RECORDS SHOWN:
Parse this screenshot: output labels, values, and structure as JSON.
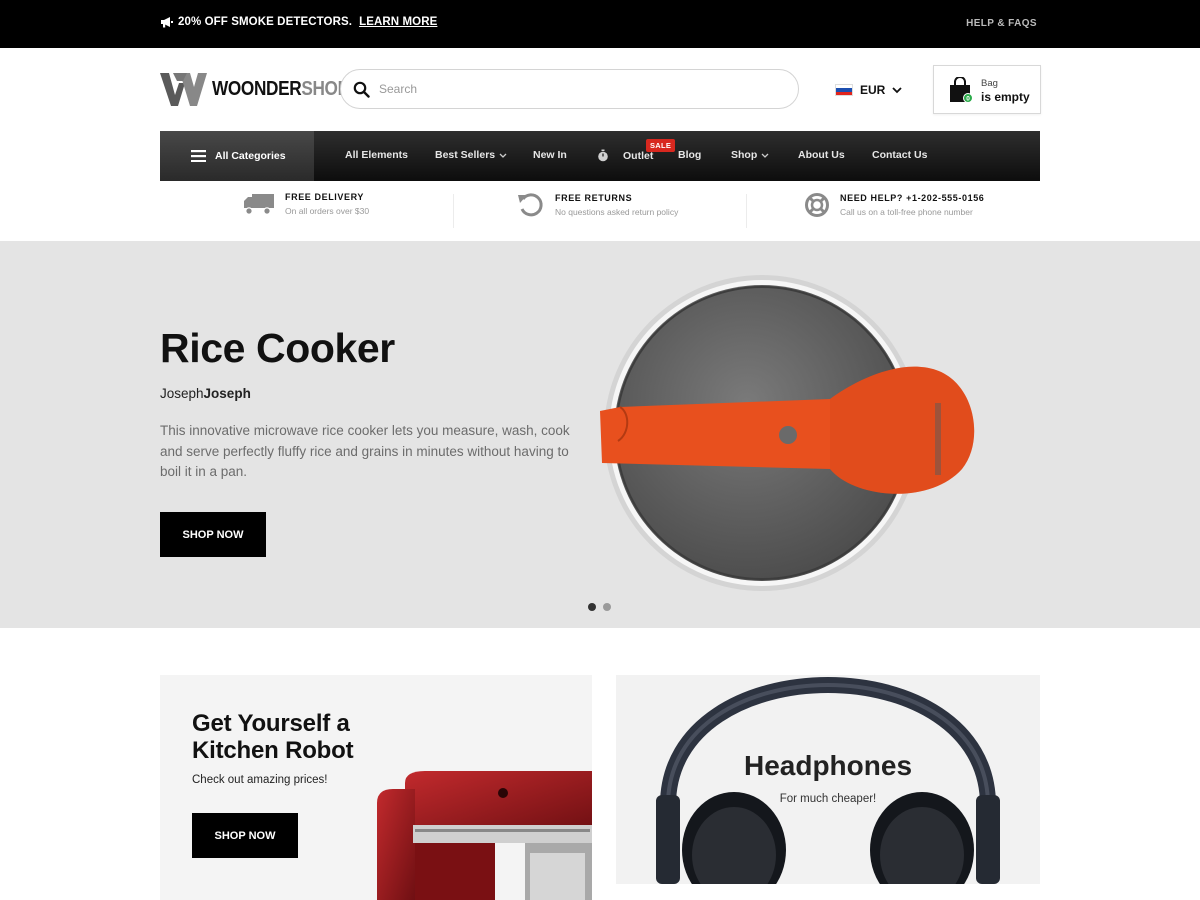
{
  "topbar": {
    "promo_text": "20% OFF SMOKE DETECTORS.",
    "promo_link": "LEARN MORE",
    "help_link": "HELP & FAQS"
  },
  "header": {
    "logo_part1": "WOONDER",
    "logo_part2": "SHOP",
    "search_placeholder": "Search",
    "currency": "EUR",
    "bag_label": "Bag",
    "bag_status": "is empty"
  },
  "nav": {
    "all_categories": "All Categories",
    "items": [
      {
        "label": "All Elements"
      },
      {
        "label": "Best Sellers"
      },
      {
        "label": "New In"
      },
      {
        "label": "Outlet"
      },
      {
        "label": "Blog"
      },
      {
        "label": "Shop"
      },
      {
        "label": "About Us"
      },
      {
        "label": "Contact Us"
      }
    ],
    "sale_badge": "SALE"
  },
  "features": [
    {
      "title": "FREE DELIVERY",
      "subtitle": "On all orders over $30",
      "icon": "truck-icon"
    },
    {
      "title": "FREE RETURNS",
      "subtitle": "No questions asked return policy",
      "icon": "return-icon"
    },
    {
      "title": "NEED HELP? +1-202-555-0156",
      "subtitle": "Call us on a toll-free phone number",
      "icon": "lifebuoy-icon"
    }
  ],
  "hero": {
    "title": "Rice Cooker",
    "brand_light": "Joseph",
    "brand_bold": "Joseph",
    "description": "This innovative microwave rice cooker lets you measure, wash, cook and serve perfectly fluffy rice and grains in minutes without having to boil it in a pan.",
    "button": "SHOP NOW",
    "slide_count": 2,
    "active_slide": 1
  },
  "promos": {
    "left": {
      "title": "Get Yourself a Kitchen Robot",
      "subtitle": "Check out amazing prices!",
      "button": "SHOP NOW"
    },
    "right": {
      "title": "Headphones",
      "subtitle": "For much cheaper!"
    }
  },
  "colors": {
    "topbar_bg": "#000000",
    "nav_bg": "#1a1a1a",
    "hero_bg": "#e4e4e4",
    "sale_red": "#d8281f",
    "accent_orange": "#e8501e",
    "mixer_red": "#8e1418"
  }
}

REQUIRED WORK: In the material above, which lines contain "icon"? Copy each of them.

FINAL ANSWER:
      "icon": "truck-icon"
      "icon": "return-icon"
      "icon": "lifebuoy-icon"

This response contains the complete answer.